Douglas Harper's Etymology Dictionary

1610s, a back-formation from obstruction or else from Latin obstructus, past participle of obstruere "to block, to stop up" (see obstruction). Related: Obstructed; obstructing.


vb. 1 To block or fill (a passage) with obstacles or an obstacle. See Synonyms at block. 2 (senseid en To impede, retard, or interfere with)To impede, retard, or interfere with; hinder: ''obstructed my progress.'' 3 To get in the way of so as to hide from sight.

  1. v. hinder or prevent the progress or accomplishment of; "His brother blocked him at every turn" [syn: blockade, block, hinder, stymie, stymy, embarrass]

  2. block passage through; "obstruct the path" [syn: obturate, impede, occlude, jam, block, close up] [ant: free]

  3. shut out from view or get in the way so as to hide from sight; "The thick curtain blocked the action on the stage"; "The trees obstruct my view of the mountains" [syn: block]


Usage examples of "obstruct".

For my part, I shall take all immaginable care that the Fathers who preach the Holy Gospell to those Indians over whom I have power bee not in the least ill treated, and upon that very accompt have sent for one of each nation to come to me, and then those beastly crimes you reproove shall be checked severely, and all my endevours used to surpress their filthy drunkennesse, disorders, debauches, warring, and quarrels, and whatsoever doth obstruct the growth and enlargement of the Christian faith amongst those people.

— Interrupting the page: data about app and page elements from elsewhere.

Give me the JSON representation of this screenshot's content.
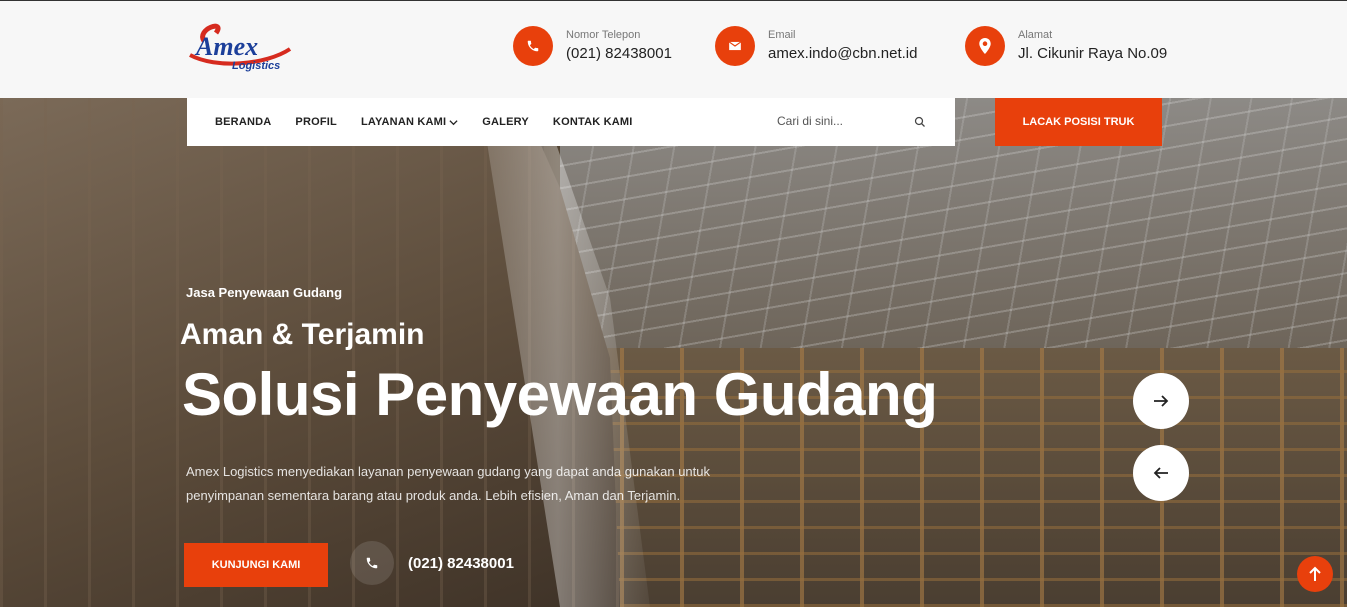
{
  "brand": {
    "logo_text_main": "Amex",
    "logo_text_sub": "Logistics",
    "colors": {
      "accent": "#e8400c",
      "logo_blue": "#1c3f9a",
      "logo_red": "#d62b1f"
    }
  },
  "header": {
    "contacts": [
      {
        "label": "Nomor Telepon",
        "value": "(021) 82438001",
        "icon": "phone-icon"
      },
      {
        "label": "Email",
        "value": "amex.indo@cbn.net.id",
        "icon": "email-icon"
      },
      {
        "label": "Alamat",
        "value": "Jl. Cikunir Raya No.09",
        "icon": "location-pin-icon"
      }
    ]
  },
  "nav": {
    "items": [
      "BERANDA",
      "PROFIL",
      "LAYANAN KAMI",
      "GALERY",
      "KONTAK KAMI"
    ],
    "search_placeholder": "Cari di sini...",
    "track_button": "LACAK POSISI TRUK"
  },
  "hero": {
    "eyebrow": "Jasa Penyewaan Gudang",
    "subtitle": "Aman & Terjamin",
    "title": "Solusi Penyewaan Gudang",
    "description_line1": "Amex Logistics menyediakan layanan penyewaan gudang yang dapat anda gunakan untuk",
    "description_line2": "penyimpanan sementara barang atau produk anda. Lebih efisien, Aman dan Terjamin.",
    "cta_label": "KUNJUNGI KAMI",
    "phone": "(021) 82438001"
  },
  "slider": {
    "next_icon": "arrow-right-icon",
    "prev_icon": "arrow-left-icon"
  },
  "scroll_top_icon": "arrow-up-icon"
}
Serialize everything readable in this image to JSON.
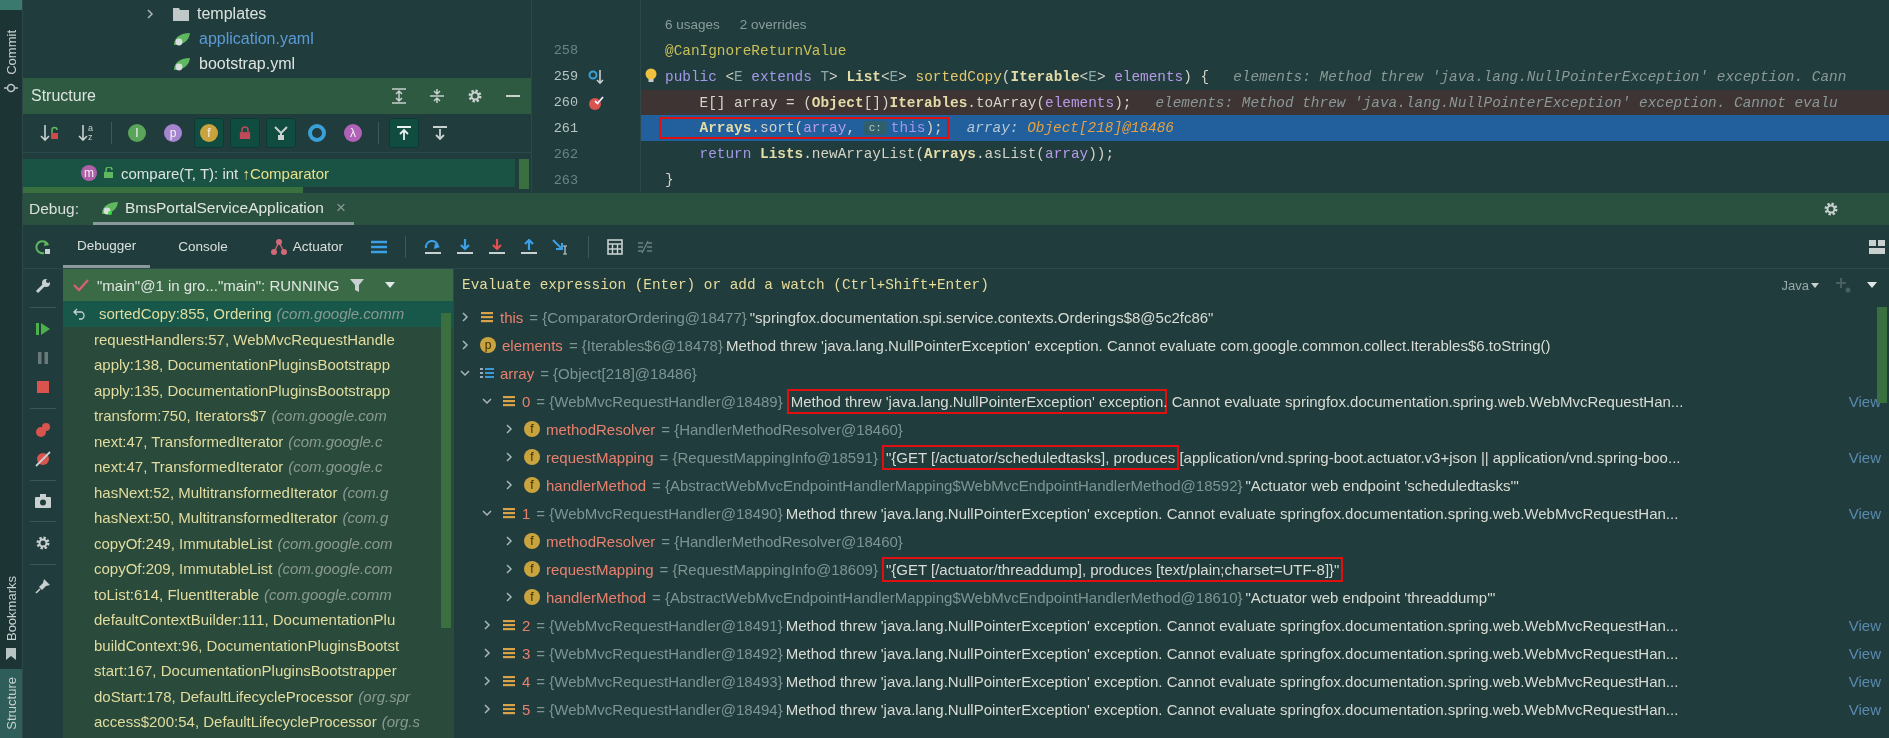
{
  "side_strip": {
    "top_label": "Commit",
    "bottom_tabs": [
      {
        "label": "Bookmarks",
        "selected": false
      },
      {
        "label": "Structure",
        "selected": true
      }
    ]
  },
  "project_tree": {
    "items": [
      {
        "kind": "folder",
        "label": "templates",
        "modified": false
      },
      {
        "kind": "yaml",
        "label": "application.yaml",
        "modified": true
      },
      {
        "kind": "yaml",
        "label": "bootstrap.yml",
        "modified": false
      }
    ]
  },
  "structure": {
    "title": "Structure",
    "tools": [
      {
        "kind": "sort-visibility",
        "selected": false
      },
      {
        "kind": "sort-alpha",
        "glyph": "az",
        "selected": false
      },
      {
        "kind": "badge",
        "glyph": "I",
        "color": "#5aa55a",
        "selected": false
      },
      {
        "kind": "badge",
        "glyph": "p",
        "color": "#a585d0",
        "selected": false
      },
      {
        "kind": "badge",
        "glyph": "f",
        "color": "#c9a43e",
        "selected": true
      },
      {
        "kind": "lock",
        "selected": true
      },
      {
        "kind": "hierarchy",
        "selected": true
      },
      {
        "kind": "ring",
        "color": "#3aa0d8",
        "selected": false
      },
      {
        "kind": "badge",
        "glyph": "λ",
        "color": "#b061b8",
        "selected": false
      },
      {
        "kind": "expand",
        "selected": true
      },
      {
        "kind": "collapse",
        "selected": false
      }
    ],
    "item": {
      "badge": "m",
      "label": "compare(T, T): int ",
      "origin": "↑Comparator",
      "selected": true
    }
  },
  "editor": {
    "usage_hints": [
      "6 usages",
      "2 overrides"
    ],
    "lines": [
      {
        "number": "258",
        "kind": "normal",
        "overrides": false,
        "bulb": false,
        "boxed": false,
        "tokens": [
          {
            "t": "@CanIgnoreReturnValue",
            "kind": "anno"
          }
        ]
      },
      {
        "number": "259",
        "kind": "normal",
        "overrides": true,
        "bulb": true,
        "boxed": false,
        "tokens": [
          {
            "t": "public ",
            "kind": "kw"
          },
          {
            "t": "<",
            "kind": "plain"
          },
          {
            "t": "E",
            "kind": "type"
          },
          {
            "t": " extends ",
            "kind": "kw"
          },
          {
            "t": "T",
            "kind": "type"
          },
          {
            "t": "> ",
            "kind": "plain"
          },
          {
            "t": "List",
            "kind": "cls"
          },
          {
            "t": "<",
            "kind": "plain"
          },
          {
            "t": "E",
            "kind": "type"
          },
          {
            "t": "> ",
            "kind": "plain"
          },
          {
            "t": "sortedCopy",
            "kind": "fn"
          },
          {
            "t": "(",
            "kind": "plain"
          },
          {
            "t": "Iterable",
            "kind": "cls"
          },
          {
            "t": "<",
            "kind": "plain"
          },
          {
            "t": "E",
            "kind": "type"
          },
          {
            "t": "> ",
            "kind": "plain"
          },
          {
            "t": "elements",
            "kind": "param"
          },
          {
            "t": ") {",
            "kind": "plain"
          },
          {
            "t": "elements: Method threw 'java.lang.NullPointerException' exception. Cann",
            "kind": "hint"
          }
        ]
      },
      {
        "number": "260",
        "kind": "breakpoint",
        "overrides": false,
        "bulb": false,
        "boxed": false,
        "tokens": [
          {
            "t": "    E[] ",
            "kind": "plain"
          },
          {
            "t": "array",
            "kind": "plain"
          },
          {
            "t": " = (",
            "kind": "plain"
          },
          {
            "t": "Object",
            "kind": "cls"
          },
          {
            "t": "[])",
            "kind": "plain"
          },
          {
            "t": "Iterables",
            "kind": "cls"
          },
          {
            "t": ".toArray(",
            "kind": "plain"
          },
          {
            "t": "elements",
            "kind": "param"
          },
          {
            "t": ");",
            "kind": "plain"
          },
          {
            "t": "elements: Method threw 'java.lang.NullPointerException' exception. Cannot evalu",
            "kind": "hint"
          }
        ]
      },
      {
        "number": "261",
        "kind": "execution",
        "overrides": false,
        "bulb": false,
        "boxed": true,
        "tokens": [
          {
            "t": "    Arrays",
            "kind": "cls"
          },
          {
            "t": ".sort(",
            "kind": "plain"
          },
          {
            "t": "array",
            "kind": "param"
          },
          {
            "t": ", ",
            "kind": "plain"
          },
          {
            "t": "c:",
            "kind": "chip"
          },
          {
            "t": "this",
            "kind": "kw"
          },
          {
            "t": ");",
            "kind": "plain"
          },
          {
            "t": "array: ",
            "kind": "hint"
          },
          {
            "t": "Object[218]@18486",
            "kind": "hintval"
          }
        ]
      },
      {
        "number": "262",
        "kind": "normal",
        "overrides": false,
        "bulb": false,
        "boxed": false,
        "tokens": [
          {
            "t": "    return ",
            "kind": "kw"
          },
          {
            "t": "Lists",
            "kind": "cls"
          },
          {
            "t": ".newArrayList(",
            "kind": "plain"
          },
          {
            "t": "Arrays",
            "kind": "cls"
          },
          {
            "t": ".asList(",
            "kind": "plain"
          },
          {
            "t": "array",
            "kind": "param"
          },
          {
            "t": "));",
            "kind": "plain"
          }
        ]
      },
      {
        "number": "263",
        "kind": "normal",
        "overrides": false,
        "bulb": false,
        "boxed": false,
        "tokens": [
          {
            "t": "}",
            "kind": "plain"
          }
        ]
      }
    ]
  },
  "debug": {
    "label": "Debug:",
    "session": {
      "label": "BmsPortalServiceApplication",
      "close": "×",
      "selected": true
    },
    "tabs": [
      {
        "label": "Debugger",
        "kind": "plain",
        "selected": true
      },
      {
        "label": "Console",
        "kind": "plain",
        "selected": false
      },
      {
        "label": "Actuator",
        "kind": "actuator",
        "selected": false
      }
    ],
    "thread": {
      "label": "\"main\"@1 in gro...\"main\": RUNNING"
    },
    "watch_placeholder": "Evaluate expression (Enter) or add a watch (Ctrl+Shift+Enter)",
    "language": "Java",
    "frames": [
      {
        "method": "sortedCopy:855, Ordering",
        "package": "(com.google.comm",
        "selected": true
      },
      {
        "method": "requestHandlers:57, WebMvcRequestHandle",
        "selected": false
      },
      {
        "method": "apply:138, DocumentationPluginsBootstrapp",
        "selected": false
      },
      {
        "method": "apply:135, DocumentationPluginsBootstrapp",
        "selected": false
      },
      {
        "method": "transform:750, Iterators$7",
        "package": "(com.google.com",
        "selected": false
      },
      {
        "method": "next:47, TransformedIterator",
        "package": "(com.google.c",
        "selected": false
      },
      {
        "method": "next:47, TransformedIterator",
        "package": "(com.google.c",
        "selected": false
      },
      {
        "method": "hasNext:52, MultitransformedIterator",
        "package": "(com.g",
        "selected": false
      },
      {
        "method": "hasNext:50, MultitransformedIterator",
        "package": "(com.g",
        "selected": false
      },
      {
        "method": "copyOf:249, ImmutableList",
        "package": "(com.google.com",
        "selected": false
      },
      {
        "method": "copyOf:209, ImmutableList",
        "package": "(com.google.com",
        "selected": false
      },
      {
        "method": "toList:614, FluentIterable",
        "package": "(com.google.comm",
        "selected": false
      },
      {
        "method": "defaultContextBuilder:111, DocumentationPlu",
        "selected": false
      },
      {
        "method": "buildContext:96, DocumentationPluginsBootst",
        "selected": false
      },
      {
        "method": "start:167, DocumentationPluginsBootstrapper",
        "selected": false
      },
      {
        "method": "doStart:178, DefaultLifecycleProcessor",
        "package": "(org.spr",
        "selected": false
      },
      {
        "method": "access$200:54, DefaultLifecycleProcessor",
        "package": "(org.s",
        "selected": false
      }
    ],
    "variables": [
      {
        "kind": "list",
        "name": "this",
        "ref": "= {ComparatorOrdering@18477}",
        "value": "\"springfox.documentation.spi.service.contexts.Orderings$8@5c2fc86\"",
        "expanded": false
      },
      {
        "kind": "field",
        "badge": "p",
        "name": "elements",
        "ref": "= {Iterables$6@18478}",
        "value": "Method threw 'java.lang.NullPointerException' exception. Cannot evaluate com.google.common.collect.Iterables$6.toString()",
        "expanded": false
      },
      {
        "kind": "array",
        "name": "array",
        "ref": "= {Object[218]@18486}",
        "expanded": true,
        "children": [
          {
            "kind": "list",
            "name": "0",
            "ref": "= {WebMvcRequestHandler@18489}",
            "boxed_value": "Method threw 'java.lang.NullPointerException' exception",
            "value": ". Cannot evaluate springfox.documentation.spring.web.WebMvcRequestHan...",
            "link": "View",
            "expanded": true,
            "children": [
              {
                "kind": "field",
                "badge": "f",
                "name": "methodResolver",
                "ref": "= {HandlerMethodResolver@18460}",
                "expanded": false
              },
              {
                "kind": "field",
                "badge": "f",
                "name": "requestMapping",
                "ref": "= {RequestMappingInfo@18591}",
                "boxed_value": "\"{GET [/actuator/scheduledtasks], produces",
                "value": " [application/vnd.spring-boot.actuator.v3+json || application/vnd.spring-boo...",
                "link": "View",
                "expanded": false
              },
              {
                "kind": "field",
                "badge": "f",
                "name": "handlerMethod",
                "ref": "= {AbstractWebMvcEndpointHandlerMapping$WebMvcEndpointHandlerMethod@18592}",
                "value": "\"Actuator web endpoint 'scheduledtasks'\"",
                "expanded": false
              }
            ]
          },
          {
            "kind": "list",
            "name": "1",
            "ref": "= {WebMvcRequestHandler@18490}",
            "value": "Method threw 'java.lang.NullPointerException' exception. Cannot evaluate springfox.documentation.spring.web.WebMvcRequestHan...",
            "link": "View",
            "expanded": true,
            "children": [
              {
                "kind": "field",
                "badge": "f",
                "name": "methodResolver",
                "ref": "= {HandlerMethodResolver@18460}",
                "expanded": false
              },
              {
                "kind": "field",
                "badge": "f",
                "name": "requestMapping",
                "ref": "= {RequestMappingInfo@18609}",
                "boxed_value": "\"{GET [/actuator/threaddump], produces [text/plain;charset=UTF-8]}\"",
                "expanded": false
              },
              {
                "kind": "field",
                "badge": "f",
                "name": "handlerMethod",
                "ref": "= {AbstractWebMvcEndpointHandlerMapping$WebMvcEndpointHandlerMethod@18610}",
                "value": "\"Actuator web endpoint 'threaddump'\"",
                "expanded": false
              }
            ]
          },
          {
            "kind": "list",
            "name": "2",
            "ref": "= {WebMvcRequestHandler@18491}",
            "value": "Method threw 'java.lang.NullPointerException' exception. Cannot evaluate springfox.documentation.spring.web.WebMvcRequestHan...",
            "link": "View",
            "expanded": false
          },
          {
            "kind": "list",
            "name": "3",
            "ref": "= {WebMvcRequestHandler@18492}",
            "value": "Method threw 'java.lang.NullPointerException' exception. Cannot evaluate springfox.documentation.spring.web.WebMvcRequestHan...",
            "link": "View",
            "expanded": false
          },
          {
            "kind": "list",
            "name": "4",
            "ref": "= {WebMvcRequestHandler@18493}",
            "value": "Method threw 'java.lang.NullPointerException' exception. Cannot evaluate springfox.documentation.spring.web.WebMvcRequestHan...",
            "link": "View",
            "expanded": false
          },
          {
            "kind": "list",
            "name": "5",
            "ref": "= {WebMvcRequestHandler@18494}",
            "value": "Method threw 'java.lang.NullPointerException' exception. Cannot evaluate springfox.documentation.spring.web.WebMvcRequestHan...",
            "link": "View",
            "expanded": false
          }
        ]
      }
    ]
  }
}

The causes of barrenness may be obliteration of the canal of the neck of the womb, sealing up of its mouth, or inflammation resulting in adhesion of the walls of the vagina, thus obstructing the passage to the uterus.

The only thing that could have saved him was some last-minute exculpatory evidence like proof that he was merely trying to obstruct justice after being caught with a chubby intern performing oral sex on him in his office.

In the absence of all apparent influences calculated to obstruct the menses, the presumption ordinarily is that pregnancy is the cause of their non-appearance.

Experiments upon living animals have proved that absorption of poisonous substances occurs, even when all communication by way of the lacteals and lymphatics is obstructed, the passage by the blood-vessels alone remaining.

Lying on the back is injurious, since by so doing the spine becomes heated, especially if the person sleeps on feathers, the circulation is obstructed and local congestions are encouraged.

Unless these excretions are removed, the glands become obstructed, their functions are arrested, and unpleasant odors arise.

In a limited number of cases supposed to be chronic nasal catarrh, we have found upon examination that one or both nasal cavities were more or less obliterated and obstructed by the deformed and thickened septum.

It may be induced by exposure to cold, in consequence of which the circulation is impeded, the pores of the skin obstructed, and all of the vitiated matters having to be expelled through the liver, stomach, and intestines.

All the streets are obstructed with building material, and this is being compacted into houses as fast as possible, to make room for more--for other people are anxious to build, as soon as they can get the use of the streets to pile up their bricks and stuff in.

Between Ole Engelstad and Fridtjof Nansen, on the other hand, it looked more promising, but as yet the first of these mountains obstructed our view so much that we could not decide with certainty.

Although his angle of view prevented him from seeing that particular street, he knew where the entourage was by the behavior of people at the one intersection not obstructed by buildings.

Monica Lewinsky or others suborned perjury, obstructed justice, intimidated witnesses or otherwise violated federal law.

Starr had reviewed several hundred pages his staff had written on the evidence, which claimed that Clinton had lied and perhaps obstructed justice.

The polls showed that a large majority of the public believed Clinton had lied and obstructed justice.